The problem -> Check each line below for the word "JSON" and give the number of lines that have it, nothing more.

○ ○ ○

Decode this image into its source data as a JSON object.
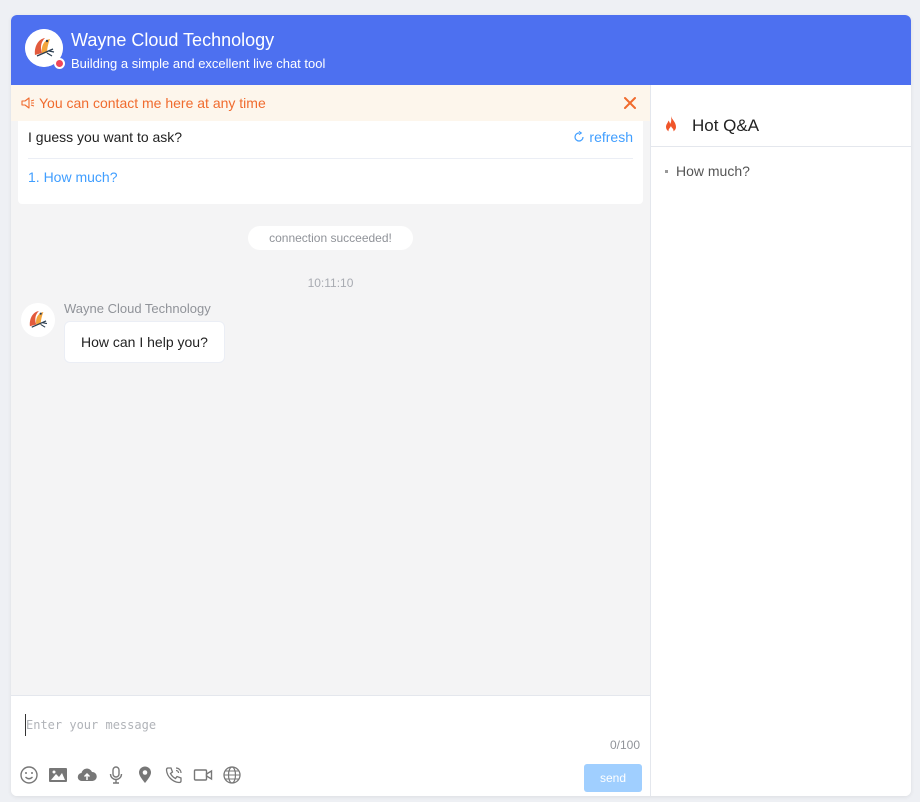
{
  "header": {
    "title": "Wayne Cloud Technology",
    "subtitle": "Building a simple and excellent live chat tool",
    "status_color": "#f0475a"
  },
  "notice": {
    "text": "You can contact me here at any time",
    "icon": "speaker-icon",
    "color": "#f06b2e"
  },
  "guess": {
    "title": "I guess you want to ask?",
    "refresh_label": "refresh",
    "items": [
      "1. How much?"
    ]
  },
  "chat": {
    "system_message": "connection succeeded!",
    "timestamp": "10:11:10",
    "messages": [
      {
        "sender": "Wayne Cloud Technology",
        "text": "How can I help you?"
      }
    ]
  },
  "input": {
    "placeholder": "Enter your message",
    "value": "",
    "counter": "0/100",
    "send_label": "send",
    "tools": [
      "emoji-icon",
      "image-icon",
      "upload-icon",
      "microphone-icon",
      "location-icon",
      "phone-icon",
      "video-icon",
      "globe-icon"
    ]
  },
  "sidebar": {
    "title": "Hot Q&A",
    "items": [
      "How much?"
    ]
  },
  "colors": {
    "brand": "#4d70f0",
    "link": "#409eff",
    "send_disabled": "#a0cfff"
  }
}
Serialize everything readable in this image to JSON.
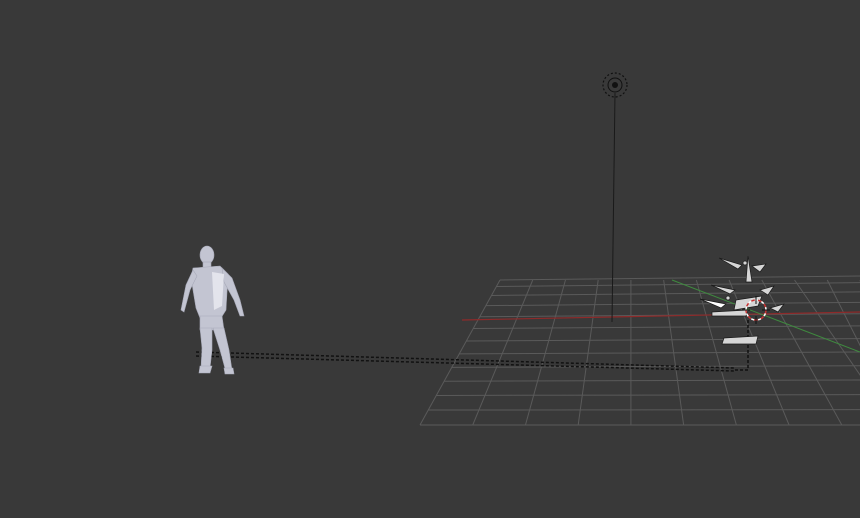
{
  "viewport": {
    "background": "#393939",
    "grid_color": "#5a5a5a",
    "x_axis_color": "#8e2a2a",
    "y_axis_color": "#3f8a3f"
  },
  "objects": [
    {
      "name": "human-mesh",
      "icon": "human-figure",
      "color": "#c3c5d2"
    },
    {
      "name": "lamp",
      "icon": "lamp-icon"
    },
    {
      "name": "armature-bones",
      "icon": "bone-icon",
      "color": "#cfcfcf"
    },
    {
      "name": "3d-cursor",
      "icon": "crosshair-icon",
      "color": "#c83232"
    }
  ]
}
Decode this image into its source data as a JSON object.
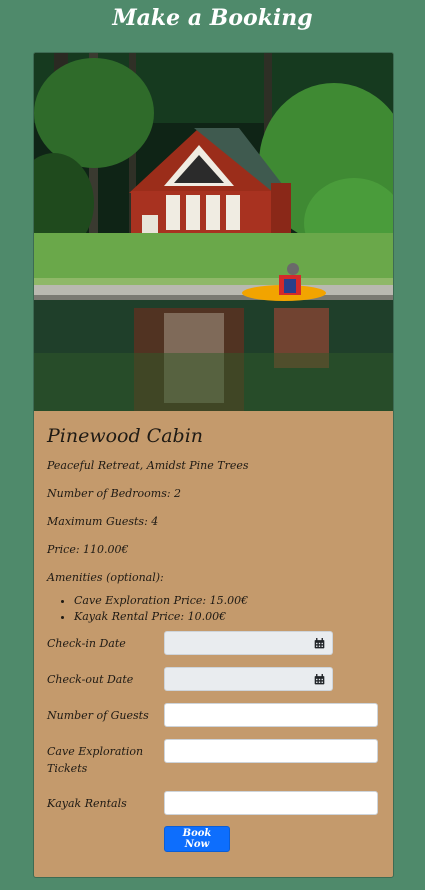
{
  "page": {
    "title": "Make a Booking"
  },
  "listing": {
    "name": "Pinewood Cabin",
    "tagline": "Peaceful Retreat, Amidst Pine Trees",
    "bedrooms": "Number of Bedrooms: 2",
    "max_guests": "Maximum Guests: 4",
    "price": "Price: 110.00€",
    "amenities_heading": "Amenities (optional):",
    "amenities": [
      "Cave Exploration Price: 15.00€",
      "Kayak Rental Price: 10.00€"
    ]
  },
  "form": {
    "checkin_label": "Check-in Date",
    "checkout_label": "Check-out Date",
    "guests_label": "Number of Guests",
    "cave_label": "Cave Exploration Tickets",
    "kayak_label": "Kayak Rentals",
    "submit_label": "Book Now"
  },
  "icons": {
    "calendar": "calendar-icon"
  },
  "colors": {
    "background": "#4f8a6b",
    "card": "#c49a6c",
    "button": "#0d6efd"
  }
}
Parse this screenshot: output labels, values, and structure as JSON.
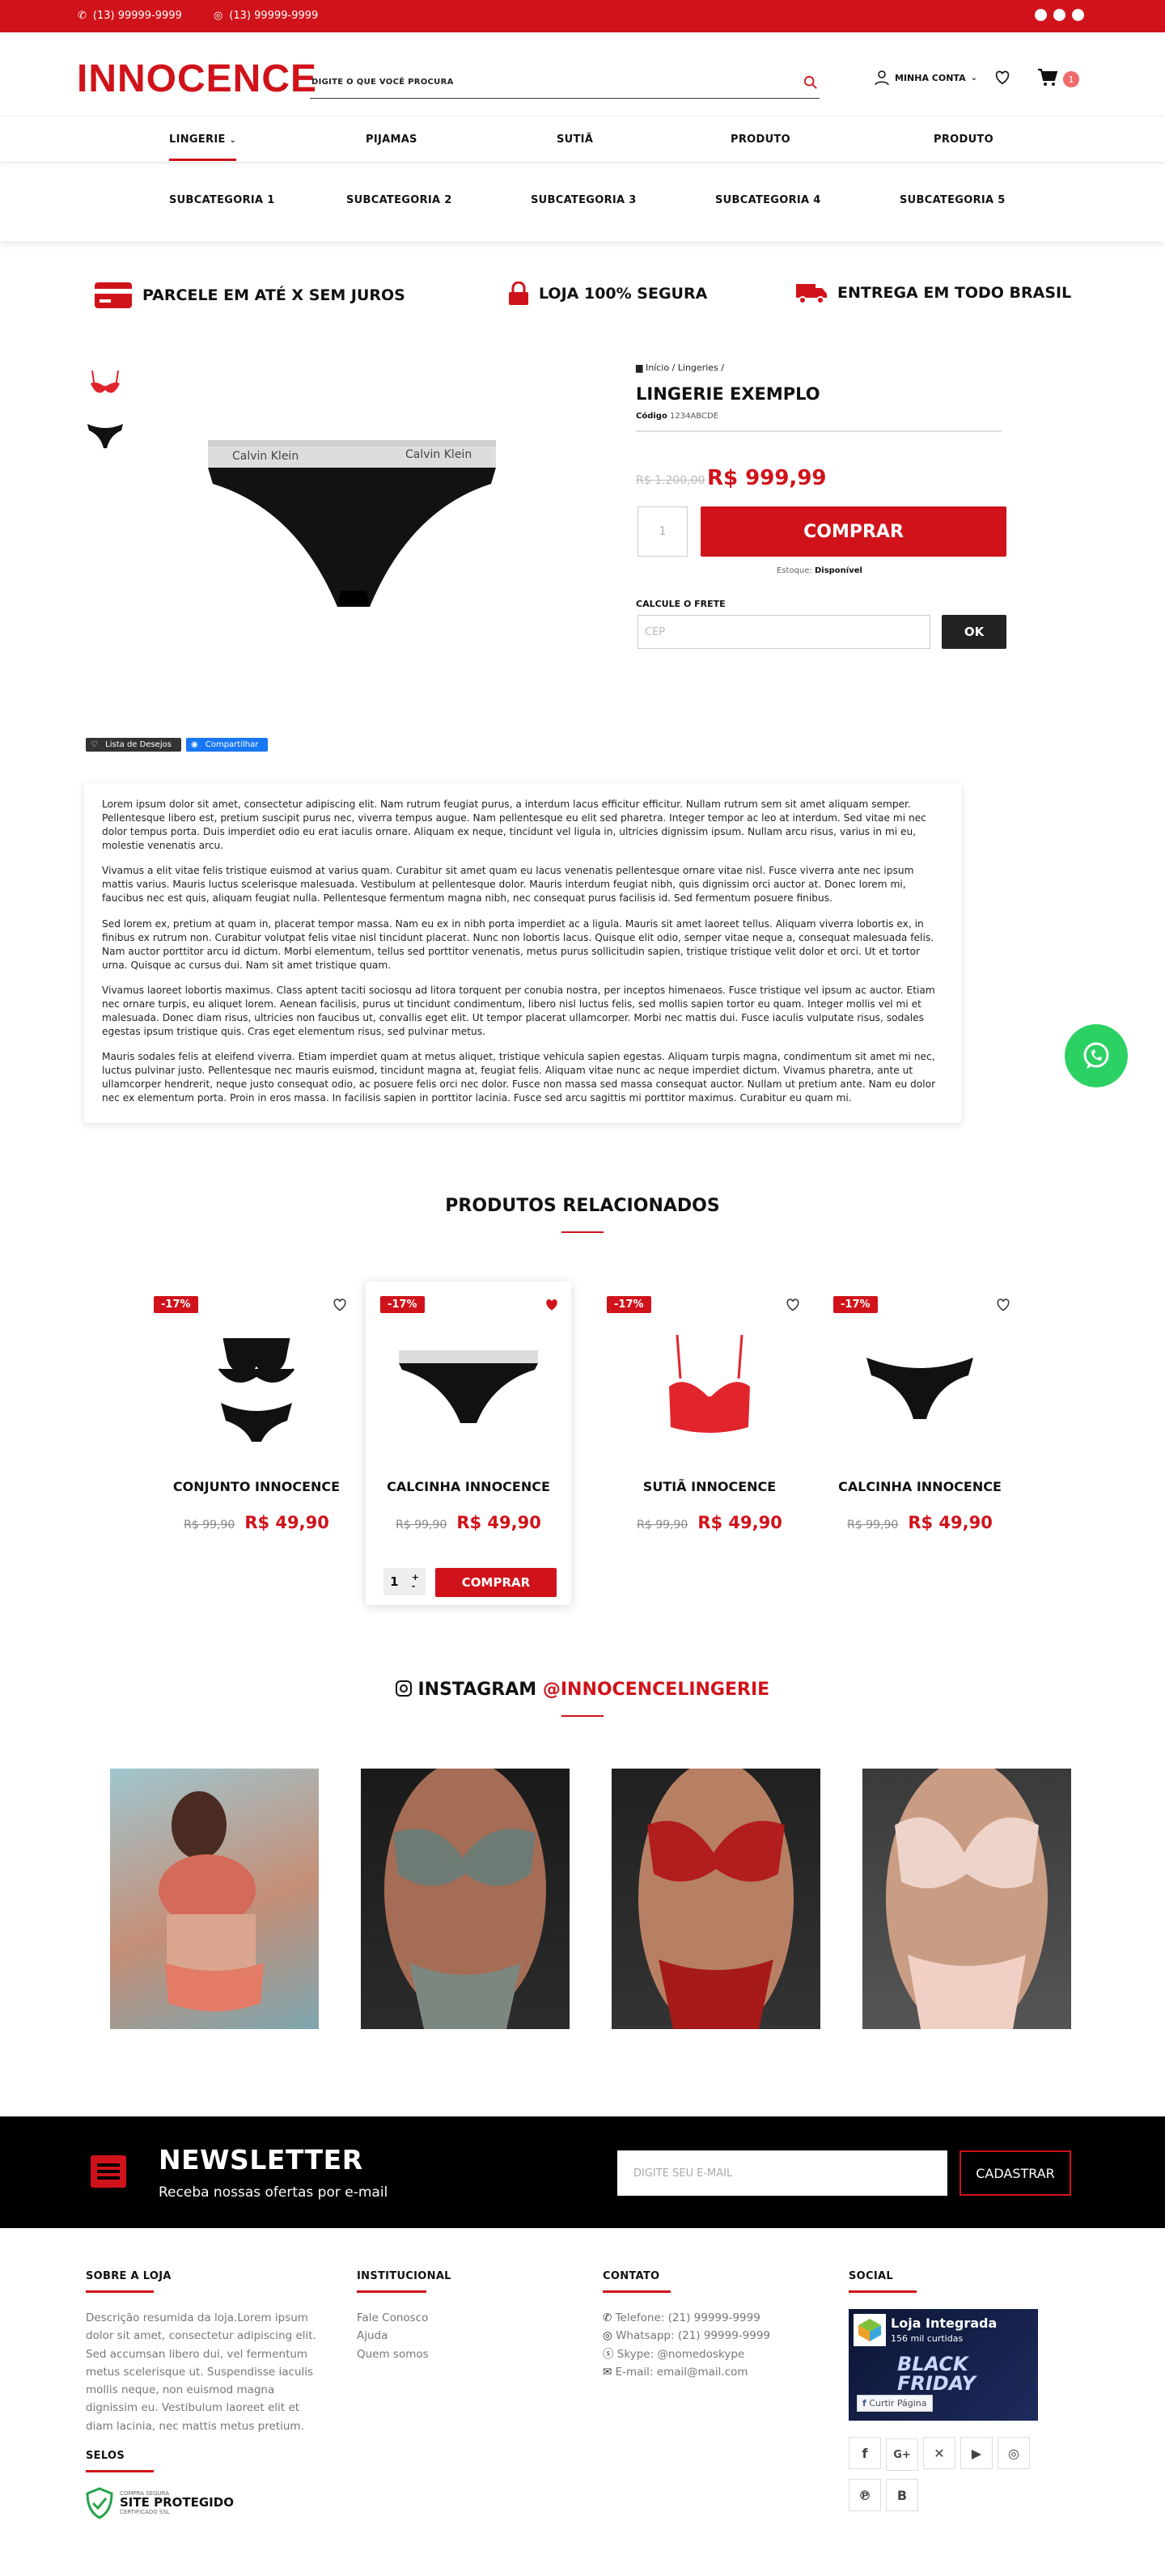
{
  "topbar": {
    "phone": "(13) 99999-9999",
    "whatsapp": "(13) 99999-9999"
  },
  "header": {
    "logo": "INNOCENCE",
    "search_placeholder": "DIGITE O QUE VOCÊ PROCURA",
    "account": "MINHA CONTA",
    "cart_count": "1"
  },
  "menu": [
    "LINGERIE",
    "PIJAMAS",
    "SUTIÃ",
    "PRODUTO",
    "PRODUTO"
  ],
  "submenu": [
    "SUBCATEGORIA 1",
    "SUBCATEGORIA 2",
    "SUBCATEGORIA 3",
    "SUBCATEGORIA 4",
    "SUBCATEGORIA 5"
  ],
  "benefits": [
    "PARCELE EM ATÉ X SEM JUROS",
    "LOJA 100% SEGURA",
    "ENTREGA EM TODO BRASIL"
  ],
  "product": {
    "breadcrumb": "Início / Lingeries /",
    "title": "LINGERIE EXEMPLO",
    "code_label": "Código",
    "code": "1234ABCDE",
    "old_price": "R$ 1.200,00",
    "price": "R$ 999,99",
    "qty": "1",
    "buy": "COMPRAR",
    "stock_label": "Estoque:",
    "stock": "Disponível",
    "shipping_label": "CALCULE O FRETE",
    "cep_placeholder": "CEP",
    "ok": "OK",
    "wishlist": "Lista de Desejos",
    "share": "Compartilhar",
    "image_brand": "Calvin Klein"
  },
  "description": [
    "Lorem ipsum dolor sit amet, consectetur adipiscing elit. Nam rutrum feugiat purus, a interdum lacus efficitur efficitur. Nullam rutrum sem sit amet aliquam semper. Pellentesque libero est, pretium suscipit purus nec, viverra tempus augue. Nam pellentesque eu elit sed pharetra. Integer tempor ac leo at interdum. Sed vitae mi nec dolor tempus porta. Duis imperdiet odio eu erat iaculis ornare. Aliquam ex neque, tincidunt vel ligula in, ultricies dignissim ipsum. Nullam arcu risus, varius in mi eu, molestie venenatis arcu.",
    "Vivamus a elit vitae felis tristique euismod at varius quam. Curabitur sit amet quam eu lacus venenatis pellentesque ornare vitae nisl. Fusce viverra ante nec ipsum mattis varius. Mauris luctus scelerisque malesuada. Vestibulum at pellentesque dolor. Mauris interdum feugiat nibh, quis dignissim orci auctor at. Donec lorem mi, faucibus nec est quis, aliquam feugiat nulla. Pellentesque fermentum magna nibh, nec consequat purus facilisis id. Sed fermentum posuere finibus.",
    "Sed lorem ex, pretium at quam in, placerat tempor massa. Nam eu ex in nibh porta imperdiet ac a ligula. Mauris sit amet laoreet tellus. Aliquam viverra lobortis ex, in finibus ex rutrum non. Curabitur volutpat felis vitae nisl tincidunt placerat. Nunc non lobortis lacus. Quisque elit odio, semper vitae neque a, consequat malesuada felis. Nam auctor porttitor arcu id dictum. Morbi elementum, tellus sed porttitor venenatis, metus purus sollicitudin sapien, tristique tristique velit dolor et orci. Ut et tortor urna. Quisque ac cursus dui. Nam sit amet tristique quam.",
    "Vivamus laoreet lobortis maximus. Class aptent taciti sociosqu ad litora torquent per conubia nostra, per inceptos himenaeos. Fusce tristique vel ipsum ac auctor. Etiam nec ornare turpis, eu aliquet lorem. Aenean facilisis, purus ut tincidunt condimentum, libero nisl luctus felis, sed mollis sapien tortor eu quam. Integer mollis vel mi et malesuada. Donec diam risus, ultricies non faucibus ut, convallis eget elit. Ut tempor placerat ullamcorper. Morbi nec mattis dui. Fusce iaculis vulputate risus, sodales egestas ipsum tristique quis. Cras eget elementum risus, sed pulvinar metus.",
    "Mauris sodales felis at eleifend viverra. Etiam imperdiet quam at metus aliquet, tristique vehicula sapien egestas. Aliquam turpis magna, condimentum sit amet mi nec, luctus pulvinar justo. Pellentesque nec mauris euismod, tincidunt magna at, feugiat felis. Aliquam vitae nunc ac neque imperdiet dictum. Vivamus pharetra, ante ut ullamcorper hendrerit, neque justo consequat odio, ac posuere felis orci nec dolor. Fusce non massa sed massa consequat auctor. Nullam ut pretium ante. Nam eu dolor nec ex elementum porta. Proin in eros massa. In facilisis sapien in porttitor lacinia. Fusce sed arcu sagittis mi porttitor maximus. Curabitur eu quam mi."
  ],
  "related": {
    "title": "PRODUTOS RELACIONADOS",
    "items": [
      {
        "name": "CONJUNTO INNOCENCE",
        "discount": "-17%",
        "old": "R$ 99,90",
        "price": "R$ 49,90"
      },
      {
        "name": "CALCINHA INNOCENCE",
        "discount": "-17%",
        "old": "R$ 99,90",
        "price": "R$ 49,90",
        "qty": "1",
        "buy": "COMPRAR"
      },
      {
        "name": "SUTIÃ INNOCENCE",
        "discount": "-17%",
        "old": "R$ 99,90",
        "price": "R$ 49,90"
      },
      {
        "name": "CALCINHA INNOCENCE",
        "discount": "-17%",
        "old": "R$ 99,90",
        "price": "R$ 49,90"
      }
    ]
  },
  "instagram": {
    "label": "INSTAGRAM",
    "handle": "@INNOCENCELINGERIE"
  },
  "newsletter": {
    "title": "NEWSLETTER",
    "subtitle": "Receba nossas ofertas por e-mail",
    "placeholder": "DIGITE SEU E-MAIL",
    "button": "CADASTRAR"
  },
  "footer": {
    "about_title": "SOBRE A LOJA",
    "about": "Descrição resumida da loja.Lorem ipsum dolor sit amet, consectetur adipiscing elit. Sed accumsan libero dui, vel fermentum metus scelerisque ut. Suspendisse iaculis mollis neque, non euismod magna dignissim eu. Vestibulum laoreet elit et diam lacinia, nec mattis metus pretium.",
    "selos_title": "SELOS",
    "seal_small": "COMPRA SEGURA",
    "seal_big": "SITE PROTEGIDO",
    "seal_sub": "CERTIFICADO SSL",
    "inst_title": "INSTITUCIONAL",
    "inst_links": [
      "Fale Conosco",
      "Ajuda",
      "Quem somos"
    ],
    "contact_title": "CONTATO",
    "contacts": [
      "Telefone: (21) 99999-9999",
      "Whatsapp: (21) 99999-9999",
      "Skype: @nomedoskype",
      "E-mail: email@mail.com"
    ],
    "social_title": "SOCIAL",
    "fb_page": "Loja Integrada",
    "fb_likes": "156 mil curtidas",
    "fb_like_btn": "Curtir Página",
    "fb_banner": "BLACK FRIDAY"
  }
}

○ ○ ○

Result -> 4